"In the first quarter, we see no significant impact because we think the biggest impact will be coming from the hryvnia (the Ukrainian currency) devaluation," Kornya said.
"So we'll have to see how things develop later though the year."
Since the beginning of the year, Ukraine's currency has floundered, in spite of its central bank hiking interest rates. The dollar has risen around 38 percent against the Ukrainian hryvnia year-to-date.
The crisis has also taken its toll on Russia's markets, with Russia's MICEX index down around 14.5 percent year-to-date and the dollar gaining 9.5 percent against the rouble over the same period.
But Kornya insisted that the crisis was not forefront in investors' minds, with most concerned about trends in the telecommunications industry.

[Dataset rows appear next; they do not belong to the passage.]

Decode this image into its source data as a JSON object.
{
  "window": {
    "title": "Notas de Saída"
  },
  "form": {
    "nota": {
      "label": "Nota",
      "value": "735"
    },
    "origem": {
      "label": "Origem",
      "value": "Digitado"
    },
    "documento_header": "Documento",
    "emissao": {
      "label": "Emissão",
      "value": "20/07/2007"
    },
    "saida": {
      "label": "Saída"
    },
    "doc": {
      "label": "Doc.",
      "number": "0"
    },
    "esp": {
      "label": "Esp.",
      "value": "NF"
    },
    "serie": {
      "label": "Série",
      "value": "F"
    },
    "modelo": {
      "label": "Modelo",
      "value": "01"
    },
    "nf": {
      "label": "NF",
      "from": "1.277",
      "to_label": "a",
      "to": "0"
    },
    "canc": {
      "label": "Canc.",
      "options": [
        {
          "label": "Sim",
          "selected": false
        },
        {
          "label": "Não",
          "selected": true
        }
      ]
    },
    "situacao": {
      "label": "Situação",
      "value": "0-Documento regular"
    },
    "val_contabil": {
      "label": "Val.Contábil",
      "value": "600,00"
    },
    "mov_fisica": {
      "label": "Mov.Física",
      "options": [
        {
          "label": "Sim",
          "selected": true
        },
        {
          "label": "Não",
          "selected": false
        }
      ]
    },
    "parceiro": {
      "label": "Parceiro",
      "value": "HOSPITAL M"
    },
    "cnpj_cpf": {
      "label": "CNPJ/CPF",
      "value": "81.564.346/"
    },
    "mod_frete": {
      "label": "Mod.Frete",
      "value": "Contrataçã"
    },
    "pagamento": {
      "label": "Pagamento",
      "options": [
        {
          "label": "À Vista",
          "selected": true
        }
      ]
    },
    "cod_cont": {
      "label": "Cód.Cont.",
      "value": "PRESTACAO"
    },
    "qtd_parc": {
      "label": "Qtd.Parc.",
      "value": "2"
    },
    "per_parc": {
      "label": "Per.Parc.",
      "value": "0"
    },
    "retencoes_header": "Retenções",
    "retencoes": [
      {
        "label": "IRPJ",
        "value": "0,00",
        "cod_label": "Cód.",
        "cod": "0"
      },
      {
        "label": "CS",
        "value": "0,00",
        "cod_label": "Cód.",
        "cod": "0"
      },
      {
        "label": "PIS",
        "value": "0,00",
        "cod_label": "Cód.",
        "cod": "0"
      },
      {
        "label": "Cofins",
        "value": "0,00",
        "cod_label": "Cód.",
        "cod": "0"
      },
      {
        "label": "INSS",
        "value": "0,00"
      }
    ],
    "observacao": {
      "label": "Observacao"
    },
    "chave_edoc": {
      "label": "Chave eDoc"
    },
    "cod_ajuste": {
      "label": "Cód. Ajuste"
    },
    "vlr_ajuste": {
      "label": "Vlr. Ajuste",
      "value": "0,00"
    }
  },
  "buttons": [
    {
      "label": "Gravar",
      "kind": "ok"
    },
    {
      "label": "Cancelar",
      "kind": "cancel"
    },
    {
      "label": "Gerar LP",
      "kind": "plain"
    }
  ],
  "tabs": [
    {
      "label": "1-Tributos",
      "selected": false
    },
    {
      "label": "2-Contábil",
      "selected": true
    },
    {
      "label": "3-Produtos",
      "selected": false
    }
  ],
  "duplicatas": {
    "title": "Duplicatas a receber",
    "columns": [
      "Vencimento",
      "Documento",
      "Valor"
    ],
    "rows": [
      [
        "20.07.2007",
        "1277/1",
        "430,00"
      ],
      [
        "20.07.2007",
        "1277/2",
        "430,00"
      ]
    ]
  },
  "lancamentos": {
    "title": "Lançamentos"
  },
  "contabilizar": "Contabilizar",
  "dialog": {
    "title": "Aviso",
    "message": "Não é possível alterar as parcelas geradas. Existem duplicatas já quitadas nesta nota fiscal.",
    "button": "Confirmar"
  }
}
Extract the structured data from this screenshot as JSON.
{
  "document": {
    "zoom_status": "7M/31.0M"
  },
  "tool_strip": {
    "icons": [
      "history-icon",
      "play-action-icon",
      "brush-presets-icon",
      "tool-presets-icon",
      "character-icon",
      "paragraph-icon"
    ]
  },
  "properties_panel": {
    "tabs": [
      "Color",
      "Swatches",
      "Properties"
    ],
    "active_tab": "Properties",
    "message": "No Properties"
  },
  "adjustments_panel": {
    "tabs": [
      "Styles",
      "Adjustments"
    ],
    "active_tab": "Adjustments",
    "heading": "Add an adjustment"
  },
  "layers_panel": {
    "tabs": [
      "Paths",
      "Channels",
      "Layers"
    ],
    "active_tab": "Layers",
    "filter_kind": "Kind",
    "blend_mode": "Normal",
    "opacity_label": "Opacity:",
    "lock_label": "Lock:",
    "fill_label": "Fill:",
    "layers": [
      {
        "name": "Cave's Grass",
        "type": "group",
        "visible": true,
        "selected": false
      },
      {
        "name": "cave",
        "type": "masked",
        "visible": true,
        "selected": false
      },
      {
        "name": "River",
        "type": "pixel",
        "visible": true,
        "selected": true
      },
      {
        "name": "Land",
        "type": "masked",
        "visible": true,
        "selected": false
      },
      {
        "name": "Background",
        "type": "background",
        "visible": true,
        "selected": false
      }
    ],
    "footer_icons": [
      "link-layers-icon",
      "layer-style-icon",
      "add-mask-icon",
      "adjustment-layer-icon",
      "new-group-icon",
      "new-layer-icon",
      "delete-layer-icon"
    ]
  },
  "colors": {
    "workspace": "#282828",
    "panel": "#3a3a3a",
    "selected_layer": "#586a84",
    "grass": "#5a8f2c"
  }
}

"Everyone is asking about industrial trends, which is migration from voice to data…. Everyone is trying to understand how its penetration will develop, how data develops," he said.
Kornya added that investors were interested in how the company was planning to deal with the macro-economic outlook.
"These are two main questions. And then Ukraine comes third or even (later) because it is only 10 percent of our business, and even that big devaluation of the hryvnia will have some impact, of course, on our business but again that's within this 10 percent," he said.